**TASK DIRECTIONS**
Which lines of the data include the string "Geen"? List them all.

**RECORDS SHOWN**

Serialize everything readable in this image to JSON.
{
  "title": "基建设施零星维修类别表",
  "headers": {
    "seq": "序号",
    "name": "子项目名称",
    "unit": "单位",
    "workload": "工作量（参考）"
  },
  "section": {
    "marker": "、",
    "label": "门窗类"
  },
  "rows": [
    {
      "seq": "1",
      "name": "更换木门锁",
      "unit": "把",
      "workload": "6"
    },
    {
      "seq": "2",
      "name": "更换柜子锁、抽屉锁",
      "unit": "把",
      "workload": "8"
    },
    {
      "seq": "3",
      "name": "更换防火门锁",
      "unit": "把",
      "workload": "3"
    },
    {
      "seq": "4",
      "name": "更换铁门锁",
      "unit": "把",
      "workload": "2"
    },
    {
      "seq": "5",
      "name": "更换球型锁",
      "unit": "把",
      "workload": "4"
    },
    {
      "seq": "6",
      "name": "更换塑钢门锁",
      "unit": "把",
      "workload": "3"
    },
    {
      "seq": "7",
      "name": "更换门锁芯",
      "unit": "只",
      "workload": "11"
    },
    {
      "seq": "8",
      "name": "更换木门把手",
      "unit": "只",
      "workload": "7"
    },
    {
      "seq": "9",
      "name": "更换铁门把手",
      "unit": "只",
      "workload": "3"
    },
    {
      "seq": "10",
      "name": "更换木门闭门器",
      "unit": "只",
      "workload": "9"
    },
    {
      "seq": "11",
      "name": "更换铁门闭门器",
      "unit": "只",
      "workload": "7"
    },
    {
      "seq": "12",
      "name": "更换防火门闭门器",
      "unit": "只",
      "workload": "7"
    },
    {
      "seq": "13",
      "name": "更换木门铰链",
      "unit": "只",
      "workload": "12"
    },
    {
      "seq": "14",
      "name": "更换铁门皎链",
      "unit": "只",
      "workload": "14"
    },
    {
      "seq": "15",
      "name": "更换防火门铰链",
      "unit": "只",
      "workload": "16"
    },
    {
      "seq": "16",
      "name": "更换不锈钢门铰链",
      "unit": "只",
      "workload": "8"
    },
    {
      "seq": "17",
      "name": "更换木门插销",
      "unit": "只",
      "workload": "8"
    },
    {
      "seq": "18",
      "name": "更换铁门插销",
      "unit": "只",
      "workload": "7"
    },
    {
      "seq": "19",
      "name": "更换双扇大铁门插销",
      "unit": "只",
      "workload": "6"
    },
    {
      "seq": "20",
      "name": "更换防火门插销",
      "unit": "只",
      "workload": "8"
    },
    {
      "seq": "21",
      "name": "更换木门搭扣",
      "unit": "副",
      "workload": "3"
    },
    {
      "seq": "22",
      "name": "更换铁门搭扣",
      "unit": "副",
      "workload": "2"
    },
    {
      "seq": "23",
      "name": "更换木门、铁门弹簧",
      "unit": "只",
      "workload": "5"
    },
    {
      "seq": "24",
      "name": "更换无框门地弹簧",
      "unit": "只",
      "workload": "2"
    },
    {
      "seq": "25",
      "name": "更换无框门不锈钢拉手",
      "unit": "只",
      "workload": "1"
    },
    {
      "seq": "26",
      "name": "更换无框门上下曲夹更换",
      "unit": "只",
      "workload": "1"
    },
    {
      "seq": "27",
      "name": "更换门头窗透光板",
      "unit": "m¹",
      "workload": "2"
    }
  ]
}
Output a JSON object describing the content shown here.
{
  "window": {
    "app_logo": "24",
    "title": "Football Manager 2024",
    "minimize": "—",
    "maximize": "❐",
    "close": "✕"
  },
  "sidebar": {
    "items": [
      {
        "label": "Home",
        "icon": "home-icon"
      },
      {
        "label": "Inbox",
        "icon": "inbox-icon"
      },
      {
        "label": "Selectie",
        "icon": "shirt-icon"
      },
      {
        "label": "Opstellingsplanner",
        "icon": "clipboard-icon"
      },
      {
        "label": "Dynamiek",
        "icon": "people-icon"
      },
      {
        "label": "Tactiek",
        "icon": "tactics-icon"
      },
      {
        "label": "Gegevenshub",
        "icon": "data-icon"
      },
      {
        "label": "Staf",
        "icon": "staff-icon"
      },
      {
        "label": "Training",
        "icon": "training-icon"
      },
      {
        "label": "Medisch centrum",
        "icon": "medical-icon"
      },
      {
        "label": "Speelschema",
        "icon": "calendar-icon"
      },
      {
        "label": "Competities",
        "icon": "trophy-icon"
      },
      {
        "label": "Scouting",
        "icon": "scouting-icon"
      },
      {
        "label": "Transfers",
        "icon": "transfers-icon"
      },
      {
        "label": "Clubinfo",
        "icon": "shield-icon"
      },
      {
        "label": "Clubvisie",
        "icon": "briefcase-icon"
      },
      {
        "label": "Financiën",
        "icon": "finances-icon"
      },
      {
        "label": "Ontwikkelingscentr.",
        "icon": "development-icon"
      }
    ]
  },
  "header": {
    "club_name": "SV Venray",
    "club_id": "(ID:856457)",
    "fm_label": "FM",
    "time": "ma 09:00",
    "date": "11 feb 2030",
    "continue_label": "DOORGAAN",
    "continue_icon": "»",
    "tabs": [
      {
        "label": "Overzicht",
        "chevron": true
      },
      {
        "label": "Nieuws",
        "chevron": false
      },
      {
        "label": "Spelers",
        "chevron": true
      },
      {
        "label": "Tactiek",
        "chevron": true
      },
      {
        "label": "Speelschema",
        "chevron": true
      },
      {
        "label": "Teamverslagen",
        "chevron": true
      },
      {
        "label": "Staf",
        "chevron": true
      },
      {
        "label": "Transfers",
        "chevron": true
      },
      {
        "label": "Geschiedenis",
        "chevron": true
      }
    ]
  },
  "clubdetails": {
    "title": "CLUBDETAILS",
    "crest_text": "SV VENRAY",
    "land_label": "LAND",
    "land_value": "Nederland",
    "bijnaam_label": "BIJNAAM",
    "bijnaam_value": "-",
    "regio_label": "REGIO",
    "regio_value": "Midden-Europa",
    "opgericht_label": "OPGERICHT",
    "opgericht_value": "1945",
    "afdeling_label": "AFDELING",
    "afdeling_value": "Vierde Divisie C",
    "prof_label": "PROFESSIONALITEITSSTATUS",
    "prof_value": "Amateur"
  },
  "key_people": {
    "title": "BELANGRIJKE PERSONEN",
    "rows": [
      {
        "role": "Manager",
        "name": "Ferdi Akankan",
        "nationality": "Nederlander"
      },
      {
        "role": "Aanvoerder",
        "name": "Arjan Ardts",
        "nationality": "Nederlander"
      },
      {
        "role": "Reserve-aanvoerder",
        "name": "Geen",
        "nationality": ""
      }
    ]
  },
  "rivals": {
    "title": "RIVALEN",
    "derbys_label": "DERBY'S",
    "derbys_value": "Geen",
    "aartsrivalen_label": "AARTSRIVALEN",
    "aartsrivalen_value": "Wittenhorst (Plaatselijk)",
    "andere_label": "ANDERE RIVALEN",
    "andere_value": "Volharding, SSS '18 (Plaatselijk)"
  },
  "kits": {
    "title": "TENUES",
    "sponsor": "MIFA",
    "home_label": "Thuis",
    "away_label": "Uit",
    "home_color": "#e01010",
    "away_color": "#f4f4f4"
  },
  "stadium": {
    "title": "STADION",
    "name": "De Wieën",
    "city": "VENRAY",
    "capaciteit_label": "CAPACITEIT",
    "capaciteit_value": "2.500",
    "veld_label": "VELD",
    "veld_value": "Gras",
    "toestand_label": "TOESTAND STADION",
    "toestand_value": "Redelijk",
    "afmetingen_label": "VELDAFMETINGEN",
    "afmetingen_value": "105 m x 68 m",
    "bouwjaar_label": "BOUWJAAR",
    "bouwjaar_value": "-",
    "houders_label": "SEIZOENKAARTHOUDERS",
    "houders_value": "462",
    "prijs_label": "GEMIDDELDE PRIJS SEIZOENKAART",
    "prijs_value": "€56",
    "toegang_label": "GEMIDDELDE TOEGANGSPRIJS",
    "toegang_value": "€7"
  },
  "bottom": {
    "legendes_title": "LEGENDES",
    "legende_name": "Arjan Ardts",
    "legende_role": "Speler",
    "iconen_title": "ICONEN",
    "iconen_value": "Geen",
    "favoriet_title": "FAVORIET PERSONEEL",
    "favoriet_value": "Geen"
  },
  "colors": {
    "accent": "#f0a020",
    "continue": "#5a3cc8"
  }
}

**FINAL ANSWER**
        "name": "Geen",
    "derbys_value": "Geen",
    "iconen_value": "Geen",
    "favoriet_value": "Geen"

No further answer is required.